Items from a dataset
______________________________

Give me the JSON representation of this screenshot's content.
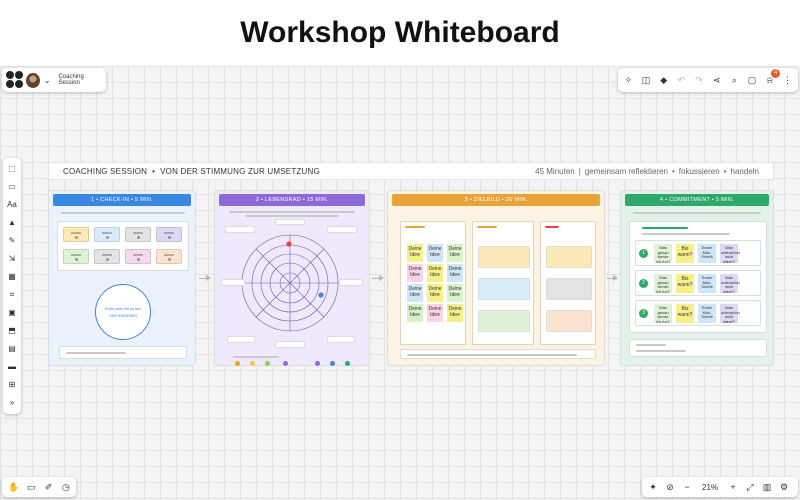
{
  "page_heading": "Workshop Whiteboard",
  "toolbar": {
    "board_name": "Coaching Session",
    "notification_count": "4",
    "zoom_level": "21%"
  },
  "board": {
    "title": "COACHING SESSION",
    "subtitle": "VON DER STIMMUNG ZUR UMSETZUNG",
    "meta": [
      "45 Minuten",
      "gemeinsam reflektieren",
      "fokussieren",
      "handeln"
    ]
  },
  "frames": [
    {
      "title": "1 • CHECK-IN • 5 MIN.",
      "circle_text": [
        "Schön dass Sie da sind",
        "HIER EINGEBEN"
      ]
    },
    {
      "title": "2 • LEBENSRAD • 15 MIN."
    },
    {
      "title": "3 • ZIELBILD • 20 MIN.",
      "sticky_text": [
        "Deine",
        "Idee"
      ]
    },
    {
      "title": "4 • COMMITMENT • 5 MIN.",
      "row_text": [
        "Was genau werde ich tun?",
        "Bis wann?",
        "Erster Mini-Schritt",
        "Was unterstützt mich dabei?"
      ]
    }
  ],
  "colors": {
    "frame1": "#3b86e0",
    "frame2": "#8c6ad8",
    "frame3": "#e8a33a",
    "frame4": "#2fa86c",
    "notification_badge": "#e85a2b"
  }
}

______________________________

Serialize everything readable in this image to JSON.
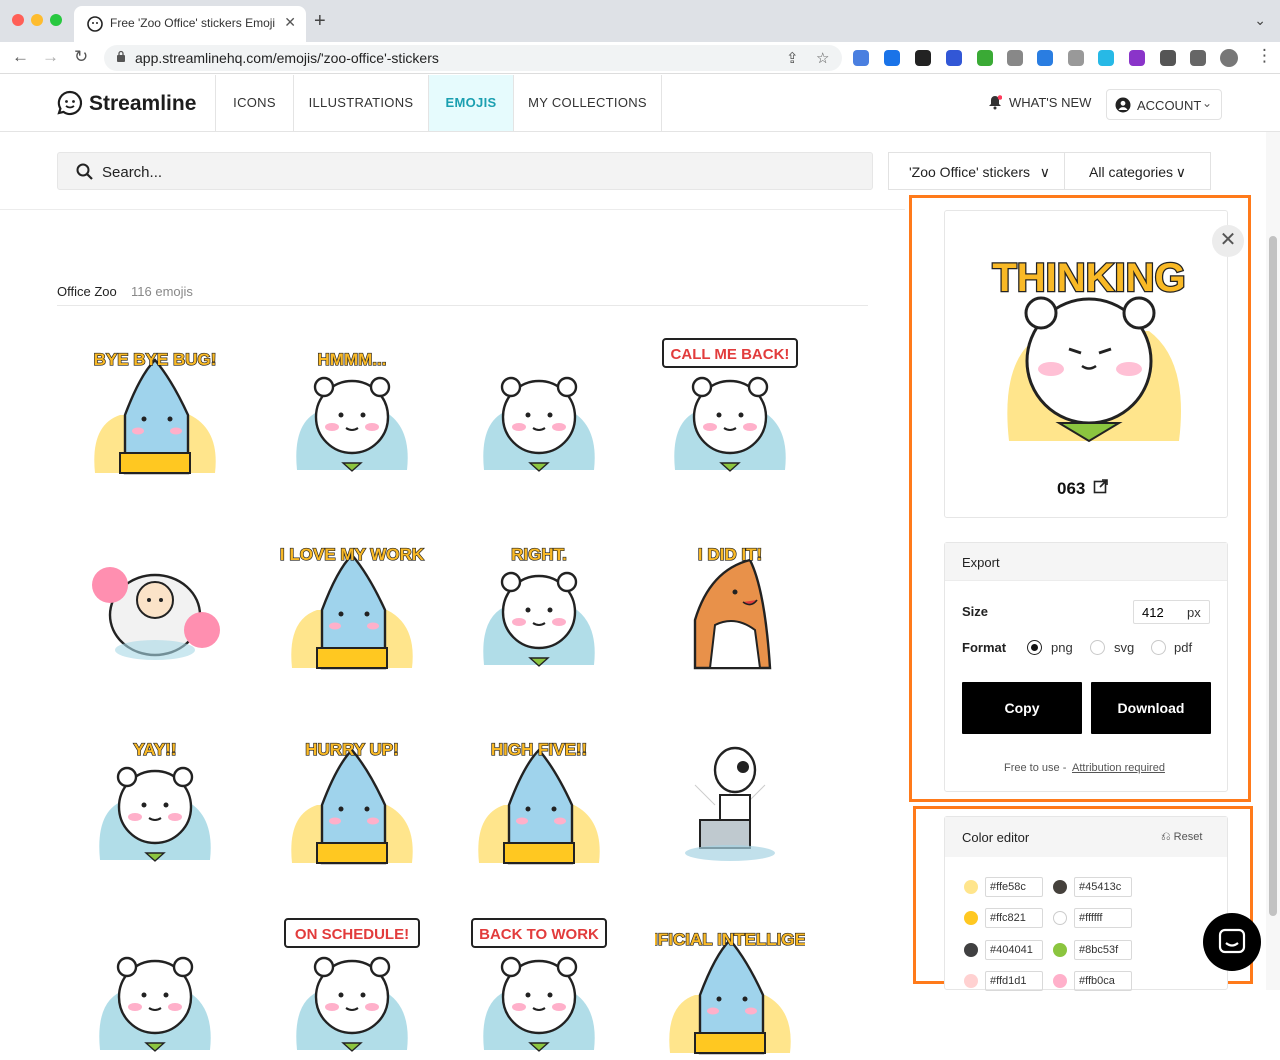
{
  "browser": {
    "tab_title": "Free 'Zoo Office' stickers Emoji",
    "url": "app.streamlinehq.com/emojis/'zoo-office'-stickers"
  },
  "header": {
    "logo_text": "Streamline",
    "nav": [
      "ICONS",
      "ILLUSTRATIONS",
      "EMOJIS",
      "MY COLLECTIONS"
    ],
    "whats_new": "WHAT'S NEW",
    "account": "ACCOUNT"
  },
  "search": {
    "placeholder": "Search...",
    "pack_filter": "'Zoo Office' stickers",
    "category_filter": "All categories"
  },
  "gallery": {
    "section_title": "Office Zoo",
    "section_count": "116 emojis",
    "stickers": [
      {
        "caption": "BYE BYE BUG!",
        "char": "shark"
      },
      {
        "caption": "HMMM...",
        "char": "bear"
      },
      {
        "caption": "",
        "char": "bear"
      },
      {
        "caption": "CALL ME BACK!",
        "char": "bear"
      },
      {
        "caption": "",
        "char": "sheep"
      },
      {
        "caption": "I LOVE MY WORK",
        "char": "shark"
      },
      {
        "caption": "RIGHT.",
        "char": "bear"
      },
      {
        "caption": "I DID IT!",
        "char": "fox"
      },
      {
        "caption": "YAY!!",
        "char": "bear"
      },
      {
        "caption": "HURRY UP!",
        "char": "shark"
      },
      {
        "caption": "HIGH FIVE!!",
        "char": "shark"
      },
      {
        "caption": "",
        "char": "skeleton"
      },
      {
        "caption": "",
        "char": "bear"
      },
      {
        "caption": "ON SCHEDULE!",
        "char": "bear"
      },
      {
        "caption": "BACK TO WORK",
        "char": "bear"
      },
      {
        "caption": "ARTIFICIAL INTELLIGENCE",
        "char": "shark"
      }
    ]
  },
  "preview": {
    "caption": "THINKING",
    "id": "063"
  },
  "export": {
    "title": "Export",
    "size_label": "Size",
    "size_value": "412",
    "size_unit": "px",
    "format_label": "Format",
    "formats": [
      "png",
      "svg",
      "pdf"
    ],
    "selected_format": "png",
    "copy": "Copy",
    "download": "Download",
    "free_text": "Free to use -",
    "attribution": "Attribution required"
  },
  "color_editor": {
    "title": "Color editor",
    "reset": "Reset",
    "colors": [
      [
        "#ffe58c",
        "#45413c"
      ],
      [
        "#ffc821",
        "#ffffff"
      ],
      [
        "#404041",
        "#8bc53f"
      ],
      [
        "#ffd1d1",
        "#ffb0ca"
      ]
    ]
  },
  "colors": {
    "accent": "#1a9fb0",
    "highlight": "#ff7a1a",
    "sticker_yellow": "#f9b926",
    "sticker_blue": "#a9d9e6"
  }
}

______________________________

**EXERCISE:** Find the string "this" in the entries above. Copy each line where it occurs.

**EXERCISE RESPONSE:**
Give me the JSON representation of this screenshot's content.
Serialize everything readable in this image to JSON.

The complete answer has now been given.